>>>

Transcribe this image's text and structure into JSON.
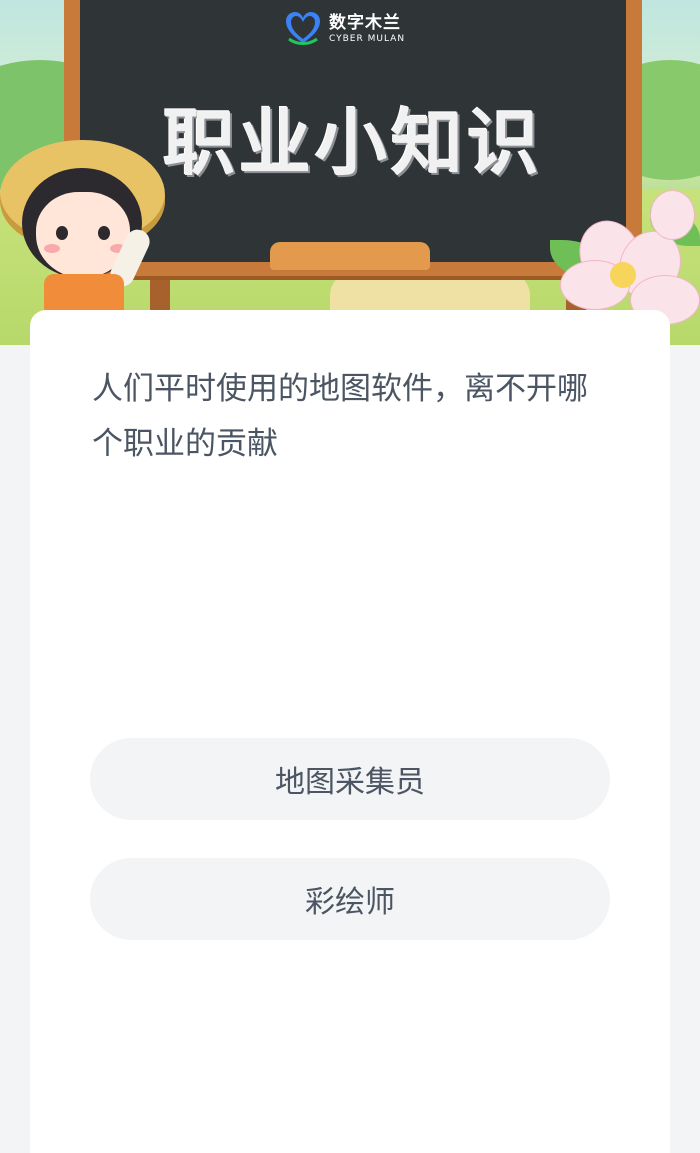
{
  "banner": {
    "logo_cn": "数字木兰",
    "logo_en": "CYBER MULAN",
    "title": "职业小知识"
  },
  "question": {
    "text": "人们平时使用的地图软件，离不开哪个职业的贡献"
  },
  "options": [
    {
      "label": "地图采集员"
    },
    {
      "label": "彩绘师"
    }
  ],
  "colors": {
    "page_bg": "#f3f4f6",
    "card_bg": "#ffffff",
    "option_bg": "#f3f4f6",
    "text": "#4b5563",
    "board": "#2f3437",
    "board_frame": "#c77a3a"
  },
  "icons": {
    "logo": "heart-logo-icon"
  }
}
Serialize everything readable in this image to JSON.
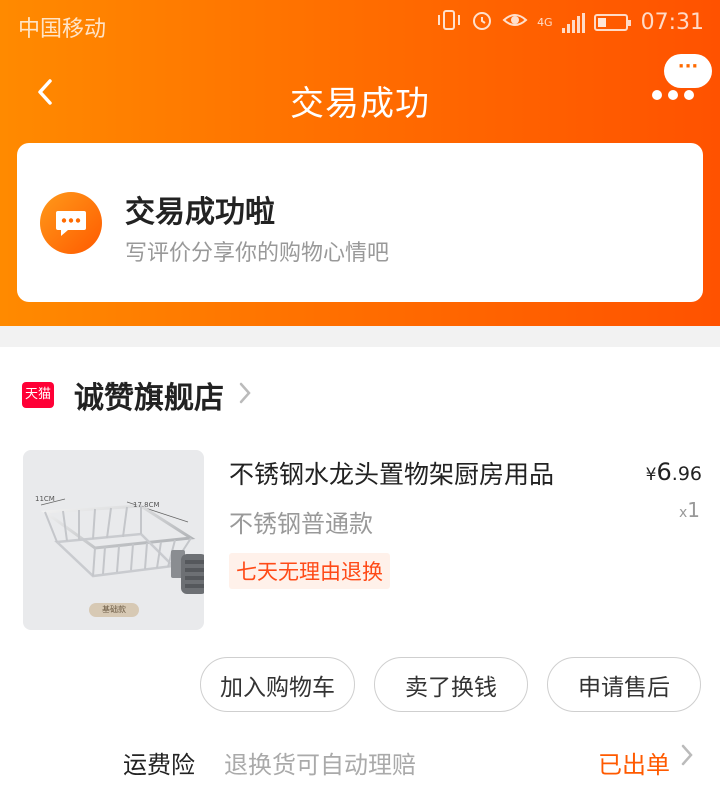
{
  "status_bar": {
    "carrier": "中国移动",
    "network": "4G",
    "time": "07:31",
    "battery_level": 0.3,
    "icons": [
      "vibrate-icon",
      "alarm-icon",
      "eye-care-icon",
      "network-4g-icon",
      "signal-icon",
      "battery-icon"
    ]
  },
  "nav": {
    "title": "交易成功",
    "back_icon": "‹",
    "more_bubble": "···"
  },
  "success_card": {
    "title": "交易成功啦",
    "subtitle": "写评价分享你的购物心情吧"
  },
  "order": {
    "shop_badge": "天猫",
    "shop_name": "诚赞旗舰店",
    "product": {
      "title": "不锈钢水龙头置物架厨房用品",
      "price_currency": "¥",
      "price_int": "6",
      "price_dec": ".96",
      "sku": "不锈钢普通款",
      "qty_prefix": "x",
      "qty": "1",
      "return_policy": "七天无理由退换",
      "image_labels": {
        "width": "11CM",
        "length": "17.8CM",
        "tag": "基础款"
      }
    },
    "actions": {
      "add_to_cart": "加入购物车",
      "resell": "卖了换钱",
      "after_sale": "申请售后"
    },
    "insurance": {
      "label": "运费险",
      "description": "退换货可自动理赔",
      "status": "已出单"
    }
  },
  "colors": {
    "header_start": "#ff8a00",
    "header_end": "#ff5200",
    "accent": "#ff5a00",
    "tmall_red": "#ff0036"
  }
}
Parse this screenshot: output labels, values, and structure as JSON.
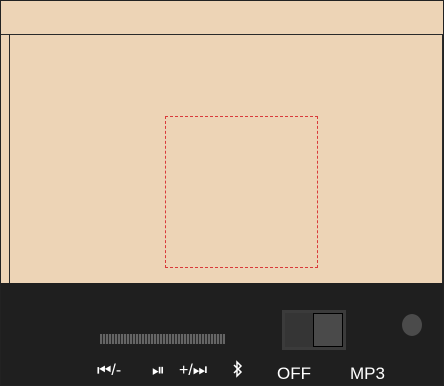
{
  "controls": {
    "prev_label": "⏮/-",
    "play_label": "⏯",
    "next_label": "+/⏭",
    "bluetooth_icon": "bluetooth-icon",
    "power_state": "OFF",
    "mode": "MP3"
  },
  "colors": {
    "panel": "#edd4b6",
    "control_bar": "#1f1f1f",
    "drop_outline": "#d93a3a"
  }
}
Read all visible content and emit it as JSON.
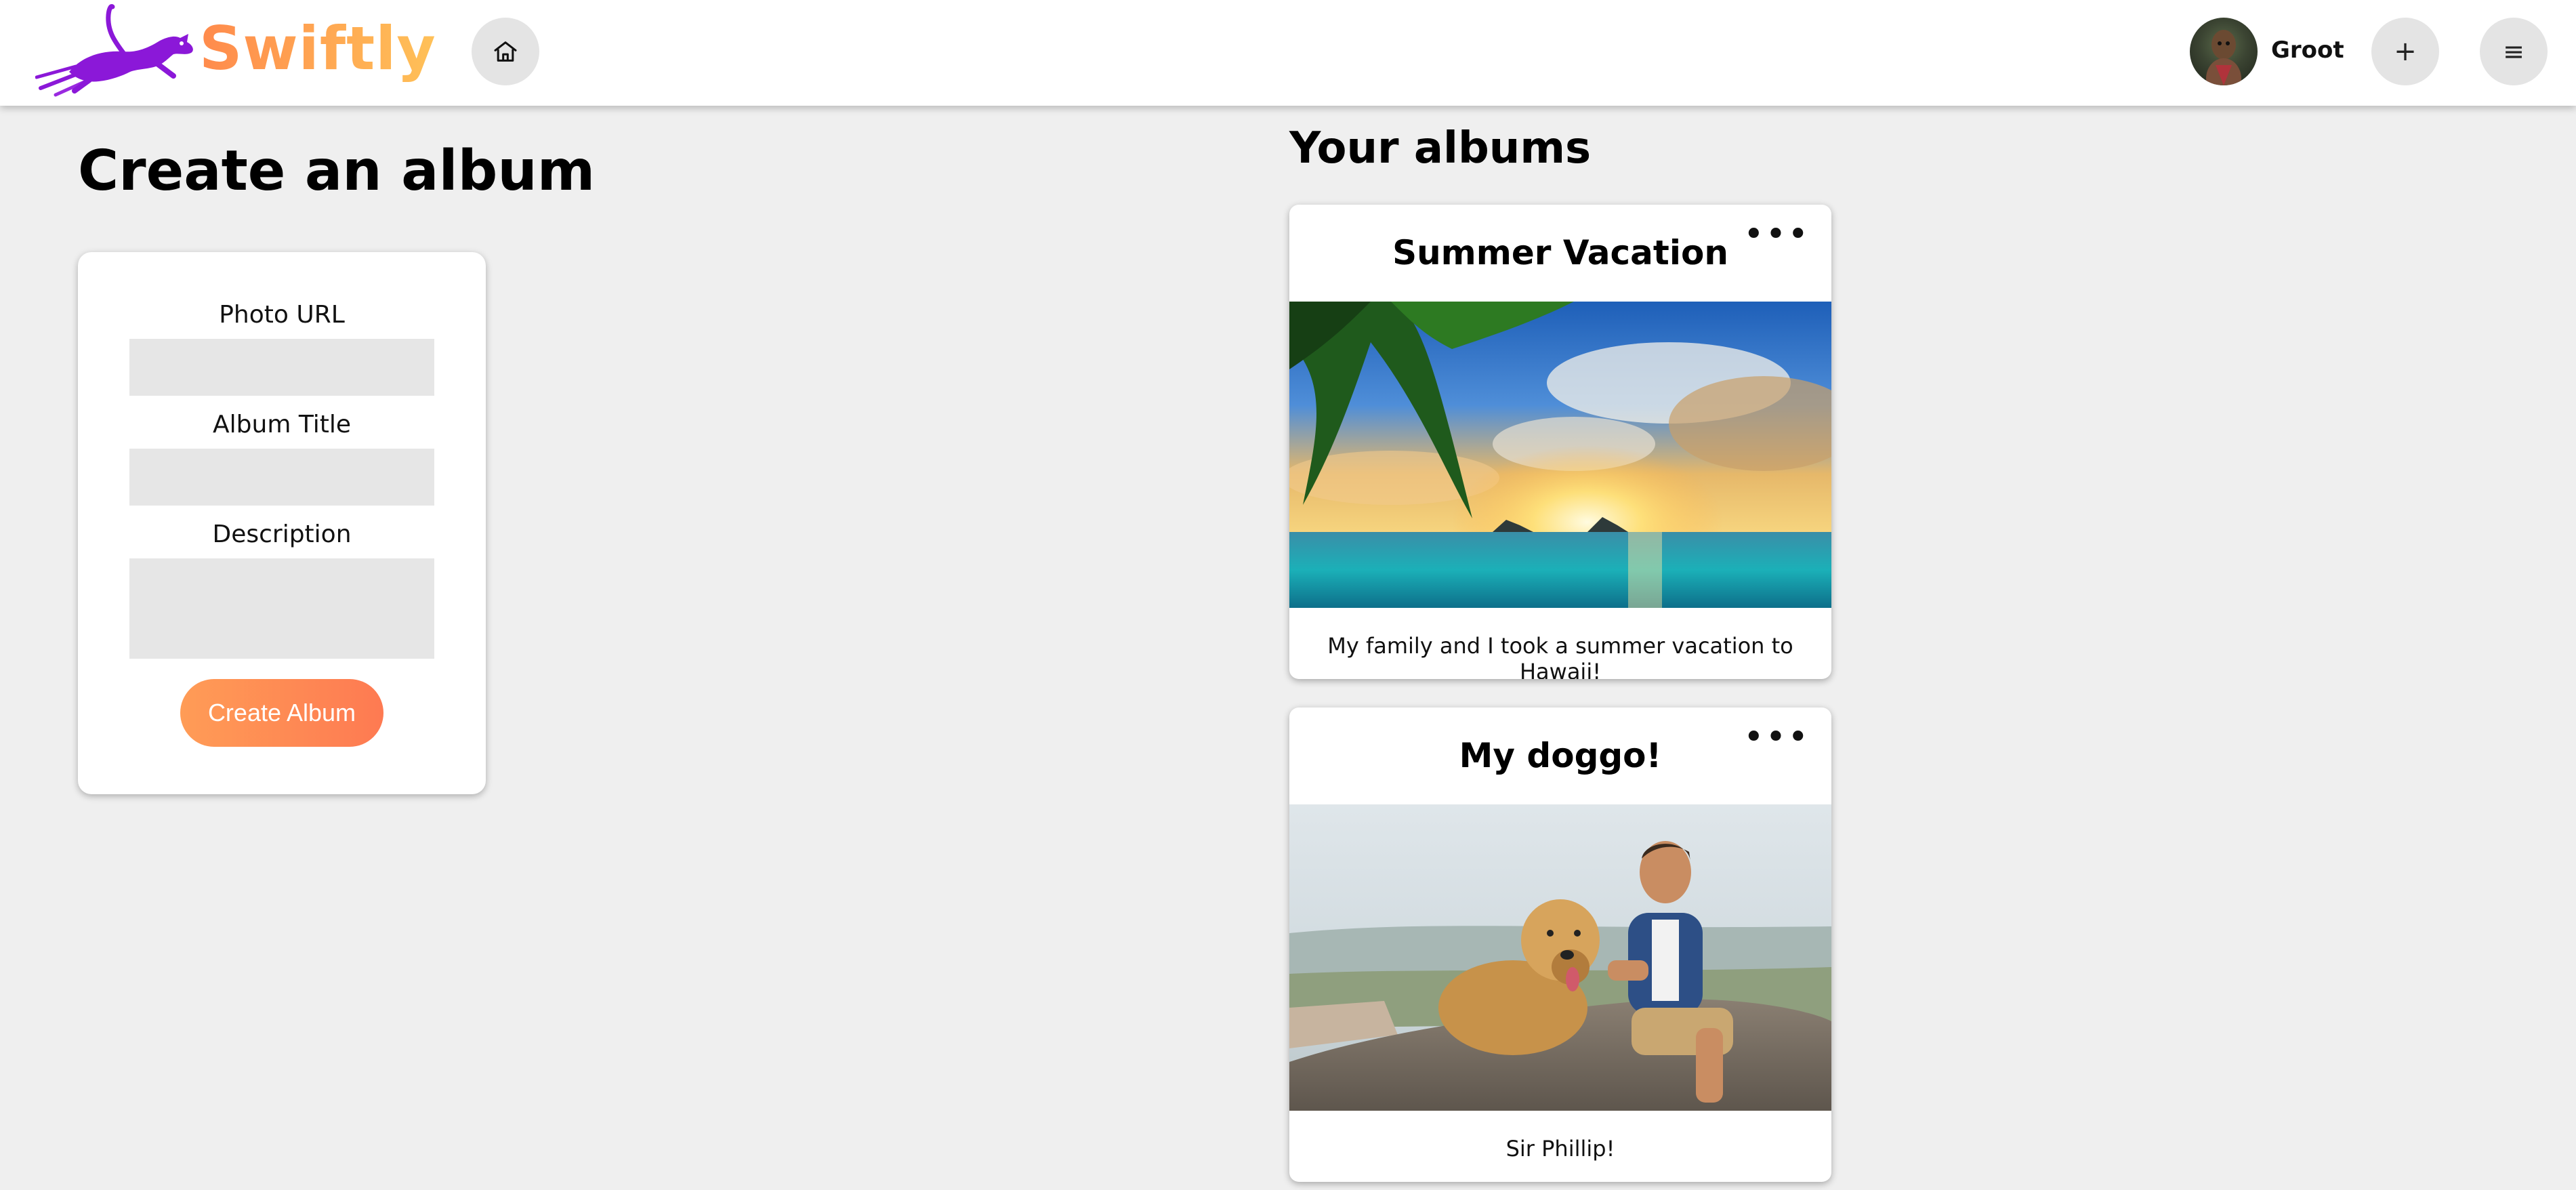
{
  "app": {
    "brand": "Swiftly",
    "brand_colors": [
      "#ff8a4c",
      "#ffc158"
    ],
    "logo_color": "#8b18d8"
  },
  "header": {
    "home_icon": "home-icon",
    "user": {
      "name": "Groot"
    },
    "add_icon": "plus-icon",
    "menu_icon": "hamburger-menu-icon"
  },
  "create": {
    "title": "Create an album",
    "fields": {
      "photo_url_label": "Photo URL",
      "photo_url_value": "",
      "album_title_label": "Album Title",
      "album_title_value": "",
      "description_label": "Description",
      "description_value": ""
    },
    "button_label": "Create Album",
    "button_color": "#fe8a55"
  },
  "albums": {
    "title": "Your albums",
    "items": [
      {
        "title": "Summer Vacation",
        "more_icon": "more-horizontal-icon",
        "photo": "tropical-beach-sunset-with-palm-tree",
        "description": "My family and I took a summer vacation to Hawaii!"
      },
      {
        "title": "My doggo!",
        "more_icon": "more-horizontal-icon",
        "photo": "man-with-golden-retriever-on-rock",
        "description": "Sir Phillip!"
      }
    ]
  }
}
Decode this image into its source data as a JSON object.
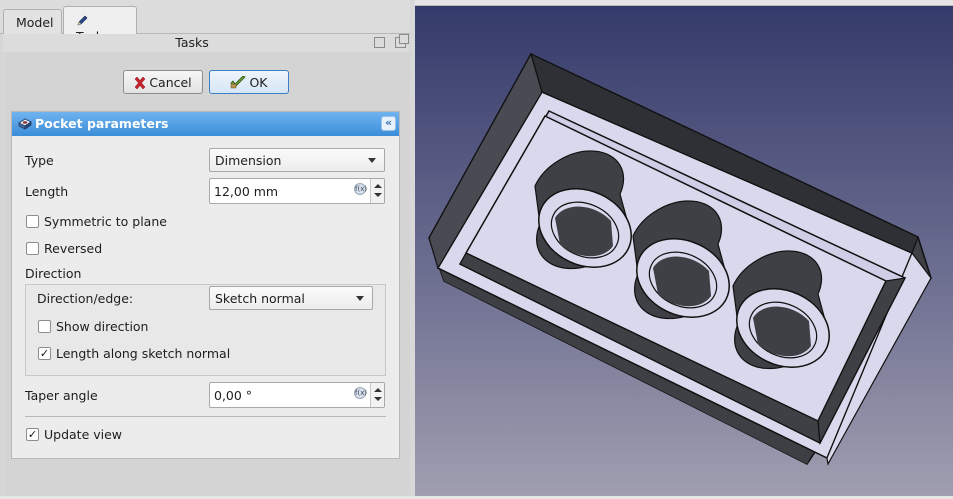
{
  "tabs": {
    "model": "Model",
    "tasks": "Tasks"
  },
  "panel_title": "Tasks",
  "buttons": {
    "cancel": "Cancel",
    "ok": "OK"
  },
  "pocket": {
    "header": "Pocket parameters",
    "type_label": "Type",
    "type_value": "Dimension",
    "length_label": "Length",
    "length_value": "12,00 mm",
    "symmetric_label": "Symmetric to plane",
    "symmetric_checked": false,
    "reversed_label": "Reversed",
    "reversed_checked": false,
    "direction_label": "Direction",
    "direction_edge_label": "Direction/edge:",
    "direction_edge_value": "Sketch normal",
    "show_direction_label": "Show direction",
    "show_direction_checked": false,
    "along_normal_label": "Length along sketch normal",
    "along_normal_checked": true,
    "taper_label": "Taper angle",
    "taper_value": "0,00 °",
    "update_view_label": "Update view",
    "update_view_checked": true
  },
  "icons": {
    "tasks_tab": "pencil-icon",
    "cancel": "red-x-icon",
    "ok": "green-check-icon",
    "header": "pocket-icon",
    "collapse": "double-chevron-up-icon",
    "expression": "fx-expression-icon"
  },
  "colors": {
    "header_blue": "#3b8dd9",
    "view_bg_top": "#343a6a",
    "view_bg_bottom": "#a09eb0",
    "part_face": "#d9d8ec",
    "part_dark": "#3f4046"
  }
}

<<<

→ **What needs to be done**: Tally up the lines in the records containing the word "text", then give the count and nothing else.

→ **Answer space**: 3